Human labour is regarded in the OT as sharing in the divine purpose (Exod. 20: 8; 34: 21) because God's work was described in Gen. 1 as creative. Jesus ‘worked’ (John 5: 17) by healing on a Sabbath, which he justifies on the ground that God continued to maintain the universe even during the prescribed Sabbath day of rest: the obligation to rest can be set aside to enable Jesus to do God's work. Paul worked for his living (Acts 18: 3), and exhorted his converts not to be idle (1 Thess. 4: 11).

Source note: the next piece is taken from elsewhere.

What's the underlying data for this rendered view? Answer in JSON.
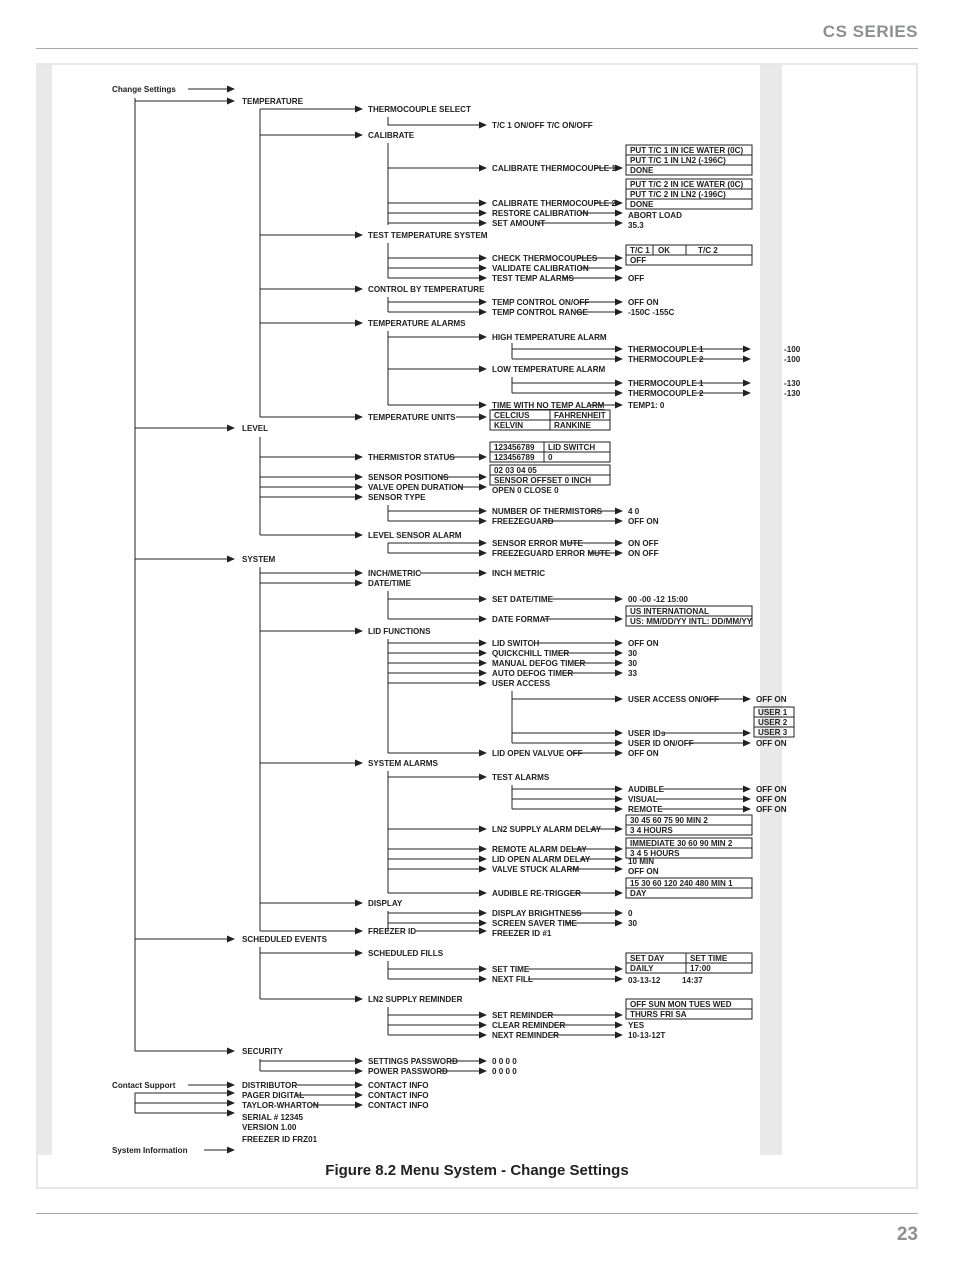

On the other hand, work is part of the penalty for sin (Gen. 3: 17), and much labour described in the Bible was arduous and unrewarding. For some of it the Hebrews used slaves (Exod. 21: 2–6) and captured foreigners (Josh. 9: 3–27); and slaves are frequently mentioned in the Roman period by the NT, e.g. the epistle to Philemon. Women had heavy manual work such as fetching water (Gen. 24: 15; John 4: 7) but could also aspire to be entrepreneurs (Acts 16: 14).